Feline-Specific Choices for Behavioral Well-Being
Last week in your column you answered my letter about Russell, the cat about town. Well, we opened the door and he gradually got used to being in the house. He acquired his own chair, wakes up, and goes to the door to be let out. One cold night we put him in the laundry room. When we opened the door in the morning he yelled at us and walked out the front door. He still likes to spend most of his days in our house. His latest adventure involved a black cat in our neighborhood who is Russell’s nemesis. They had a disagreement and Russell had a puncture wound. The veterinarian said there was no infection and sent us all home. Russell didn’t seem to object to being examined and jumped in my lap when we got home for some chin rubbing.
Now that Russell is comfortable at your house he can choose whether he wants to hang out under a pile of leaves outside or snuggle up by the fire with a Baileys and coffee. He is an assertive fellow and a good communicator. Not a little person in a furry suit, Russell a member of a different species. He should never feel trapped. You are doing the right thing by caring for his behavioral well-being.
There is a flip side to allowing Russell to enjoy the great outdoors. Infectious diseases and injuries, like cat fight wounds, are risks that you’ll have to balance against the benefits of his enjoyment of life as a quasi-free-living cat. He was born to be wild-literally. Confining him exclusively to the indoors would drive him stir crazy, potentially leading to behavior problems like house soiling or even self-mutilation. You are striking a good balance for this fortunate kitty by letting him to make his own choices.
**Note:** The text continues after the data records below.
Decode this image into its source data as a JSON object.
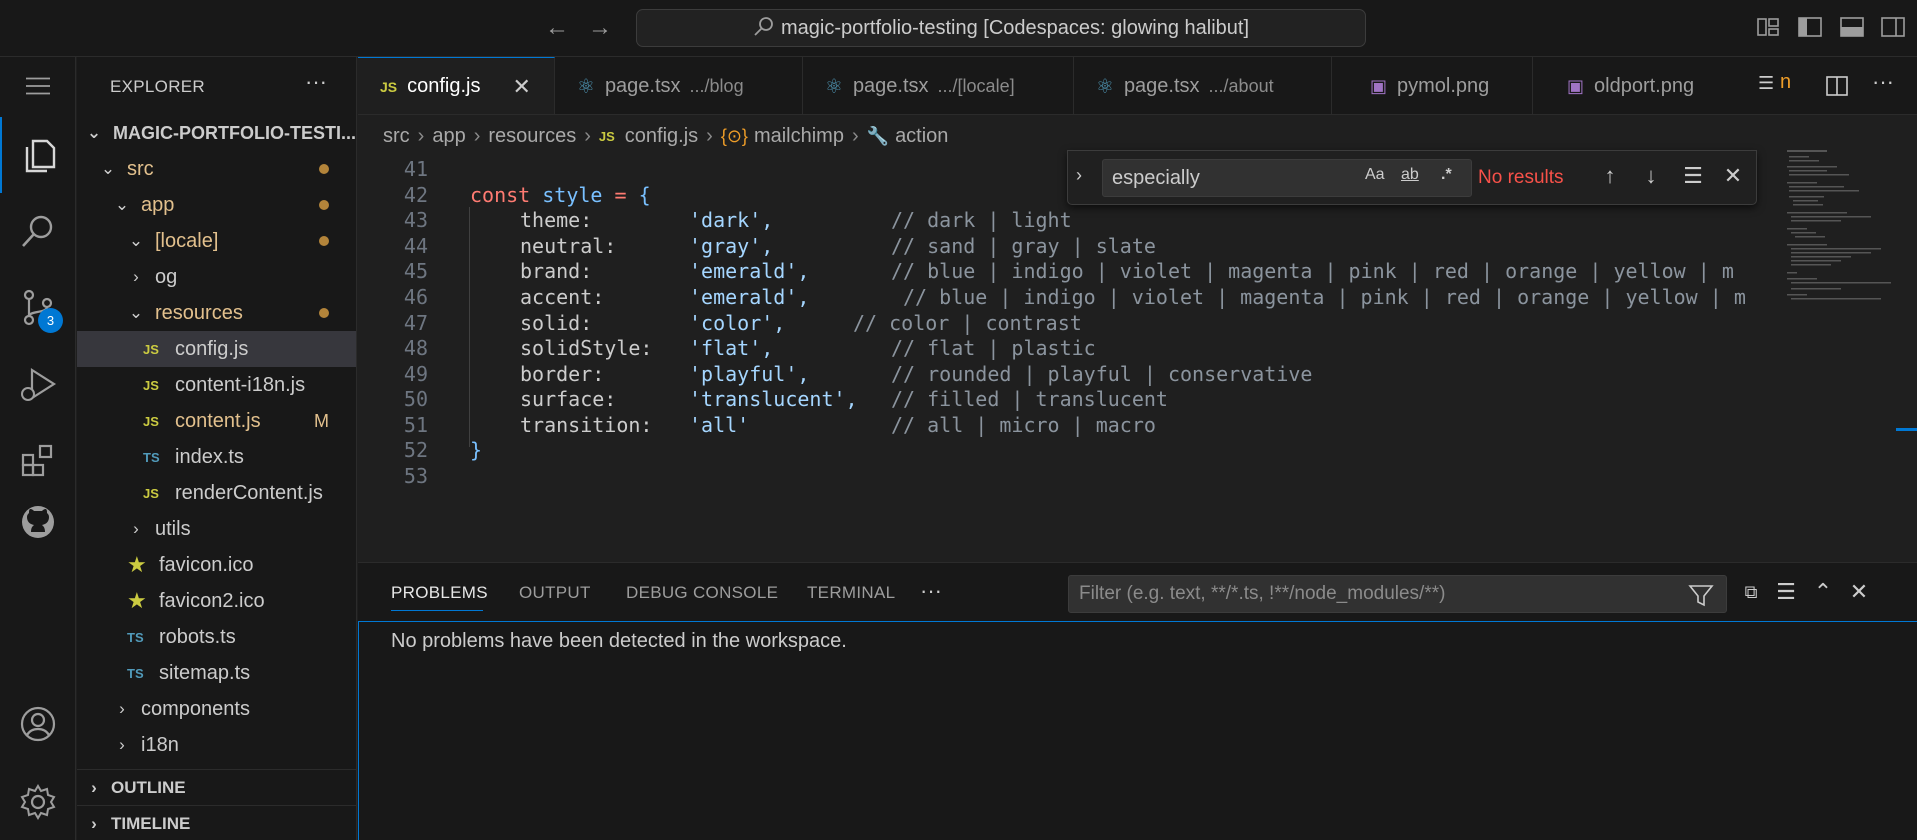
{
  "titlebar": {
    "command_center": "magic-portfolio-testing [Codespaces: glowing halibut]"
  },
  "activity": {
    "scm_badge": "3"
  },
  "explorer": {
    "title": "EXPLORER",
    "more": "···",
    "root": "MAGIC-PORTFOLIO-TESTI...",
    "items": [
      {
        "label": "src",
        "icon": ""
      },
      {
        "label": "app",
        "icon": ""
      },
      {
        "label": "[locale]",
        "icon": ""
      },
      {
        "label": "og",
        "icon": ""
      },
      {
        "label": "resources",
        "icon": ""
      },
      {
        "label": "config.js",
        "icon": "JS"
      },
      {
        "label": "content-i18n.js",
        "icon": "JS"
      },
      {
        "label": "content.js",
        "icon": "JS",
        "badge": "M"
      },
      {
        "label": "index.ts",
        "icon": "TS"
      },
      {
        "label": "renderContent.js",
        "icon": "JS"
      },
      {
        "label": "utils",
        "icon": ""
      },
      {
        "label": "favicon.ico",
        "icon": "★"
      },
      {
        "label": "favicon2.ico",
        "icon": "★"
      },
      {
        "label": "robots.ts",
        "icon": "TS"
      },
      {
        "label": "sitemap.ts",
        "icon": "TS"
      },
      {
        "label": "components",
        "icon": ""
      },
      {
        "label": "i18n",
        "icon": ""
      }
    ],
    "outline": "OUTLINE",
    "timeline": "TIMELINE"
  },
  "tabs": [
    {
      "icon": "JS",
      "label": "config.js",
      "desc": ""
    },
    {
      "icon": "⚛",
      "label": "page.tsx",
      "desc": ".../blog"
    },
    {
      "icon": "⚛",
      "label": "page.tsx",
      "desc": ".../[locale]"
    },
    {
      "icon": "⚛",
      "label": "page.tsx",
      "desc": ".../about"
    },
    {
      "icon": "▣",
      "label": "pymol.png",
      "desc": ""
    },
    {
      "icon": "▣",
      "label": "oldport.png",
      "desc": ""
    }
  ],
  "tab_overflow": "n",
  "breadcrumbs": [
    "src",
    "app",
    "resources",
    "config.js",
    "mailchimp",
    "action"
  ],
  "breadcrumb_icons": {
    "js": "JS",
    "obj": "{⊙}",
    "fn": "🔧"
  },
  "editor": {
    "lines": [
      {
        "n": "41"
      },
      {
        "n": "42",
        "kw": "const",
        "id": "style",
        "op": " = ",
        "br": "{"
      },
      {
        "n": "43",
        "key": "theme:",
        "val": "'dark',",
        "comment": "// dark | light"
      },
      {
        "n": "44",
        "key": "neutral:",
        "val": "'gray',",
        "comment": "// sand | gray | slate"
      },
      {
        "n": "45",
        "key": "brand:",
        "val": "'emerald',",
        "comment": "// blue | indigo | violet | magenta | pink | red | orange | yellow | m"
      },
      {
        "n": "46",
        "key": "accent:",
        "val": "'emerald',",
        "comment": "// blue | indigo | violet | magenta | pink | red | orange | yellow | m"
      },
      {
        "n": "47",
        "key": "solid:",
        "val": "'color',",
        "comment": "// color | contrast"
      },
      {
        "n": "48",
        "key": "solidStyle:",
        "val": "'flat',",
        "comment": "// flat | plastic"
      },
      {
        "n": "49",
        "key": "border:",
        "val": "'playful',",
        "comment": "// rounded | playful | conservative"
      },
      {
        "n": "50",
        "key": "surface:",
        "val": "'translucent',",
        "comment": "// filled | translucent"
      },
      {
        "n": "51",
        "key": "transition:",
        "val": "'all'",
        "comment": "// all | micro | macro"
      },
      {
        "n": "52",
        "br": "}"
      },
      {
        "n": "53"
      }
    ]
  },
  "find": {
    "query": "especially",
    "case": "Aa",
    "word": "ab",
    "regex": ".*",
    "status": "No results"
  },
  "panel": {
    "tabs": [
      "PROBLEMS",
      "OUTPUT",
      "DEBUG CONSOLE",
      "TERMINAL"
    ],
    "more": "···",
    "filter_placeholder": "Filter (e.g. text, **/*.ts, !**/node_modules/**)",
    "message": "No problems have been detected in the workspace."
  },
  "colors": {
    "accent": "#0078d4",
    "keyword": "#ff7b72",
    "identifier": "#79c0ff",
    "string": "#a5d6ff",
    "comment": "#8b949e",
    "error": "#f85149"
  }
}
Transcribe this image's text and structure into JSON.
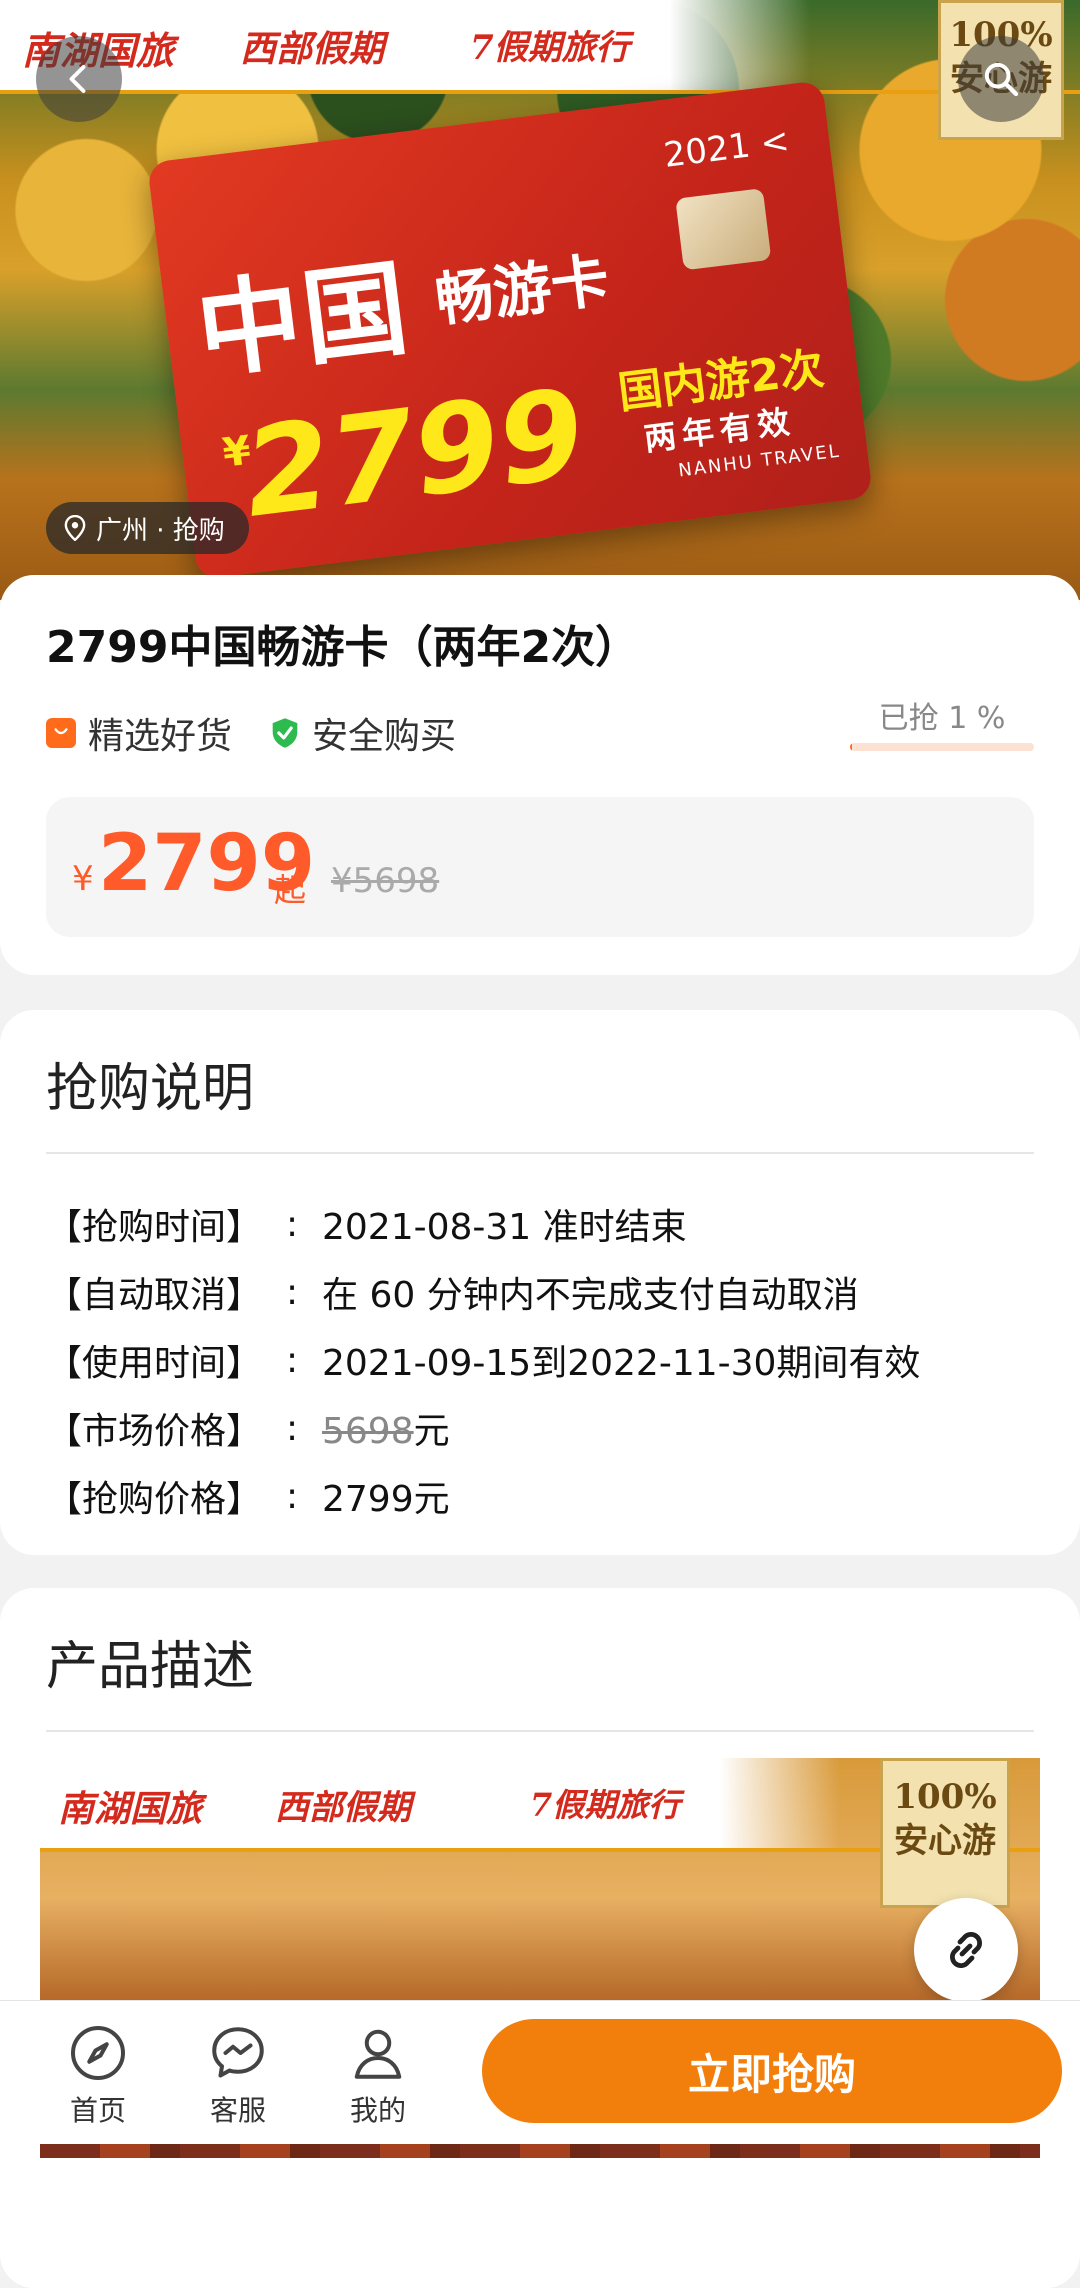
{
  "hero": {
    "logos": [
      "南湖国旅",
      "西部假期",
      "7假期旅行"
    ],
    "badge_line1": "100%",
    "badge_line2": "安心游",
    "card": {
      "year": "2021 <",
      "title": "中国",
      "subtitle": "畅游卡",
      "currency": "¥",
      "price": "2799",
      "note1": "国内游2次",
      "note2": "两年有效",
      "brand": "NANHU TRAVEL"
    },
    "location": "广州 · 抢购"
  },
  "product": {
    "title": "2799中国畅游卡（两年2次）",
    "tags": [
      "精选好货",
      "安全购买"
    ],
    "sold_text": "已抢 1 %",
    "sold_percent": 1,
    "currency": "¥",
    "price": "2799",
    "price_suffix": "起",
    "original_price": "¥5698"
  },
  "purchase_info": {
    "title": "抢购说明",
    "rows": [
      {
        "label": "【抢购时间】",
        "value": "2021-08-31 准时结束"
      },
      {
        "label": "【自动取消】",
        "value": "在 60 分钟内不完成支付自动取消"
      },
      {
        "label": "【使用时间】",
        "value": "2021-09-15到2022-11-30期间有效"
      },
      {
        "label": "【市场价格】",
        "value_strike": "5698",
        "value_suffix": "元"
      },
      {
        "label": "【抢购价格】",
        "value": "2799元"
      }
    ]
  },
  "description": {
    "title": "产品描述",
    "logos": [
      "南湖国旅",
      "西部假期",
      "7假期旅行"
    ],
    "badge_line1": "100%",
    "badge_line2": "安心游"
  },
  "bottom_nav": {
    "items": [
      {
        "label": "首页",
        "icon": "compass-icon"
      },
      {
        "label": "客服",
        "icon": "chat-icon"
      },
      {
        "label": "我的",
        "icon": "user-icon"
      }
    ],
    "buy_label": "立即抢购"
  },
  "colors": {
    "accent": "#f27f0c",
    "price": "#ff5a2a",
    "safe_green": "#2dbb4f"
  }
}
On my facebook page (facebook.com/drjeffnichol) there’s a great photo of this party animal chillin’ at home. Russell is his own man.